(Interface dataset entries)
---+---

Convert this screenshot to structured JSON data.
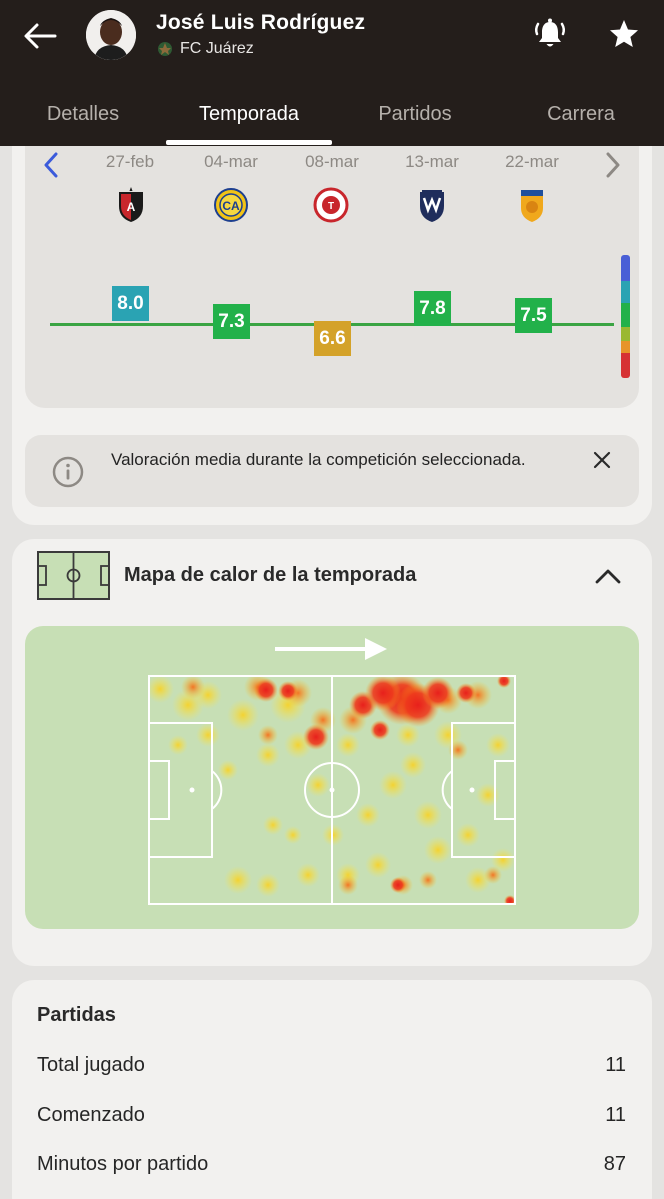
{
  "player": {
    "name": "José Luis Rodríguez",
    "team": "FC Juárez"
  },
  "tabs": [
    {
      "label": "Detalles",
      "active": false
    },
    {
      "label": "Temporada",
      "active": true
    },
    {
      "label": "Partidos",
      "active": false
    },
    {
      "label": "Carrera",
      "active": false
    }
  ],
  "matches": [
    {
      "date": "27-feb",
      "opponent_icon": "atlas-crest-icon",
      "rating": "8.0",
      "rating_color": "#2aa3b3"
    },
    {
      "date": "04-mar",
      "opponent_icon": "club-america-crest-icon",
      "rating": "7.3",
      "rating_color": "#22b14a"
    },
    {
      "date": "08-mar",
      "opponent_icon": "toluca-crest-icon",
      "rating": "6.6",
      "rating_color": "#d4a229"
    },
    {
      "date": "13-mar",
      "opponent_icon": "monterrey-crest-icon",
      "rating": "7.8",
      "rating_color": "#22b14a"
    },
    {
      "date": "22-mar",
      "opponent_icon": "tigres-crest-icon",
      "rating": "7.5",
      "rating_color": "#22b14a"
    }
  ],
  "rating_scale_colors": [
    "#4a5fd6",
    "#2aa3b3",
    "#22b14a",
    "#9ab831",
    "#e7942a",
    "#d63234"
  ],
  "info": {
    "text": "Valoración media durante la competición seleccionada."
  },
  "heatmap": {
    "title": "Mapa de calor de la temporada"
  },
  "stats": {
    "heading": "Partidas",
    "rows": [
      {
        "label": "Total jugado",
        "value": "11"
      },
      {
        "label": "Comenzado",
        "value": "11"
      },
      {
        "label": "Minutos por partido",
        "value": "87"
      }
    ]
  },
  "colors": {
    "header_bg": "#241e1b",
    "accent_nav": "#3b5bdb",
    "pitch_bg": "#c7dfb5"
  }
}
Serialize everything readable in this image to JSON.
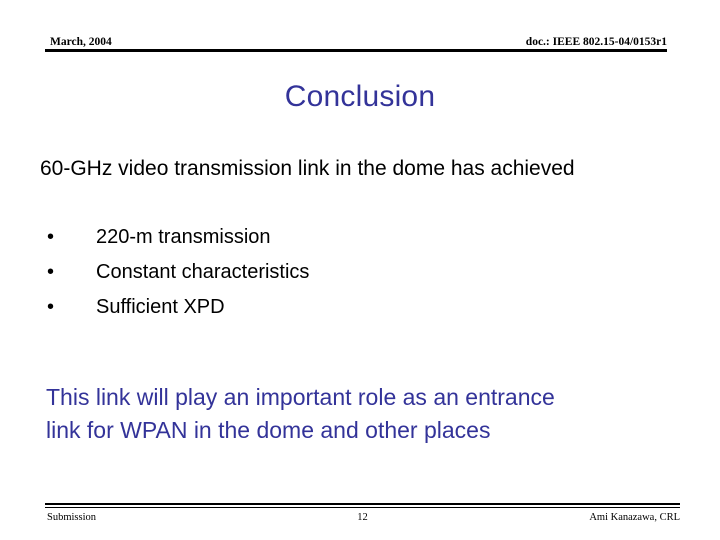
{
  "header": {
    "date": "March, 2004",
    "doc": "doc.: IEEE 802.15-04/0153r1"
  },
  "title": "Conclusion",
  "body": {
    "lead": "60-GHz video transmission link in the dome has achieved",
    "bullet_marker": "•",
    "bullets": [
      "220-m transmission",
      "Constant characteristics",
      "Sufficient XPD"
    ],
    "closing": {
      "line1": "This link will play an important role as an entrance",
      "line2": "link for WPAN in the dome and other places"
    }
  },
  "footer": {
    "left": "Submission",
    "page_number": "12",
    "right": "Ami Kanazawa, CRL"
  },
  "colors": {
    "accent": "#333399",
    "text": "#000000",
    "background": "#ffffff",
    "rule": "#000000"
  }
}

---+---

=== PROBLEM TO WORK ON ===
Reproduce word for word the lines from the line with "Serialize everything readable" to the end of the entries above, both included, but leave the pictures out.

=== RESPONSE AREA ===
Serialize everything readable in this image to JSON.
{
  "header": {
    "date": "March, 2004",
    "doc": "doc.: IEEE 802.15-04/0153r1"
  },
  "title": "Conclusion",
  "body": {
    "lead": "60-GHz video transmission link in the dome has achieved",
    "bullet_marker": "•",
    "bullets": [
      "220-m transmission",
      "Constant characteristics",
      "Sufficient XPD"
    ],
    "closing": {
      "line1": "This link will play an important role as an entrance",
      "line2": "link for WPAN in the dome and other places"
    }
  },
  "footer": {
    "left": "Submission",
    "page_number": "12",
    "right": "Ami Kanazawa, CRL"
  },
  "colors": {
    "accent": "#333399",
    "text": "#000000",
    "background": "#ffffff",
    "rule": "#000000"
  }
}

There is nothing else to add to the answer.